No. In the 19th century, Indiana was a state where both political parties grappled for control. And it was a key state in national politics. That’s why you see a lot of vice presidents who were Hoosiers, because national parties put Indiana politicians on their tickets because they were trying to win this state.
How long ago was Indiana a battleground state?
After about 1876, when the solid south developed, and Democratic party candidates could kind of rely on winning the southern states, there were a few larger states with a lot of electoral votes that were key states to win in any presidential contest—states like New York, Ohio and, of course, Indiana. So you had pretty good, 50-50 ratios in Indiana where one year the Democrats controlled the state, the next year the Republicans controlled the state.
Is Indiana now as far to the political right as it’s ever been?
I think most people would see Indiana in the 20th century as a pretty Republican state. But there have been periods, of course, when Democrats controlled things. Just look 50 years ago at 1968, when Robert Kennedy was campaigning for the Indiana primary. At the time, we had a Democrat as governor, Roger Branigin. And both of Indiana’s senators, Vance Hartke and Birch Bayh, were also Democrats. But for the most part, I think people now see Indiana as a Republican state.
Indiana has only had one president, Benjamin Harrison. But he didn’t even win the popular vote and was defeated for a second term by Grover Cleveland. Why hasn’t Indiana had more presidents?
I’m not sure. Benjamin Harrison, I think, is a neglected president, someone who did a fine job in office, but of course, did not win re-election. So a lot of people consider him a failure, low in the pack when you talk about the greatest presidents of all time. But he was a very hands-on chief executive, someone who was a good speaker. He had some legislative success when his party ruled Congress when he was first elected. It was only after his party lost control that things quieted down. But he was someone who, when his Cabinet members fell sick, could take over their departments and run them while they convalesced. He was very involved in day-to-day activities.

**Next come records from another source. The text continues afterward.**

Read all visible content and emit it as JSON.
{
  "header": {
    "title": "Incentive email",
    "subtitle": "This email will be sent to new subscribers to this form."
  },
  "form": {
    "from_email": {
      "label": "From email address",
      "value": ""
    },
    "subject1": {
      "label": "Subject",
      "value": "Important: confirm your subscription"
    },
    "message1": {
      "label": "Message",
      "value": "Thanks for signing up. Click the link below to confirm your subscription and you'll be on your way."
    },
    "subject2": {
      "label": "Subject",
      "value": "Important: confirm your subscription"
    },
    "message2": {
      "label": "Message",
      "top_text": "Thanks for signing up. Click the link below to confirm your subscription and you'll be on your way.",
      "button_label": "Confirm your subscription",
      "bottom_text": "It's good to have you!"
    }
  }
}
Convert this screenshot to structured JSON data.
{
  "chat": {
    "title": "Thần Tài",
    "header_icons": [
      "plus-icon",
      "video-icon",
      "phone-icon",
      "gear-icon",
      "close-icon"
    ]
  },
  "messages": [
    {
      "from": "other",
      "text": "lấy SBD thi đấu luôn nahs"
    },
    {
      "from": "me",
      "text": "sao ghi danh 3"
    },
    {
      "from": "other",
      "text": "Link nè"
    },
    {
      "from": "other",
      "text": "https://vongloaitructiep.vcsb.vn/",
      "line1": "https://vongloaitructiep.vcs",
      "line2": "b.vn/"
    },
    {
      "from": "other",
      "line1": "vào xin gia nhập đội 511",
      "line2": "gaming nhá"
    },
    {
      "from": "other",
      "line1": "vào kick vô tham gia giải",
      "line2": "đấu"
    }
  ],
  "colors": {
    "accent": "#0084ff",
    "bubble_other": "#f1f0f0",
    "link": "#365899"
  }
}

So I always kind of stand up for Benjamin Harrison.
Who were the most influential governors of Indiana?
There really were two. Oliver Morton, a Republican who was governor during the Civil War, was a key ally of President Lincoln and the Union cause. He had a lot of authority and played a key role. Then there was Paul McNutt, a Democratic governor in the 1930s, who really reorganized state government, modernized it and made it more efficient.
Have you always been a history nut?
I have. I was lucky to have teachers who encouraged me when I showed an early interest in history and biography. My elementary school in Mishawaka had a series of books, called the “Childhood of Famous Americans.” They were biographies of notable people. I read them all.•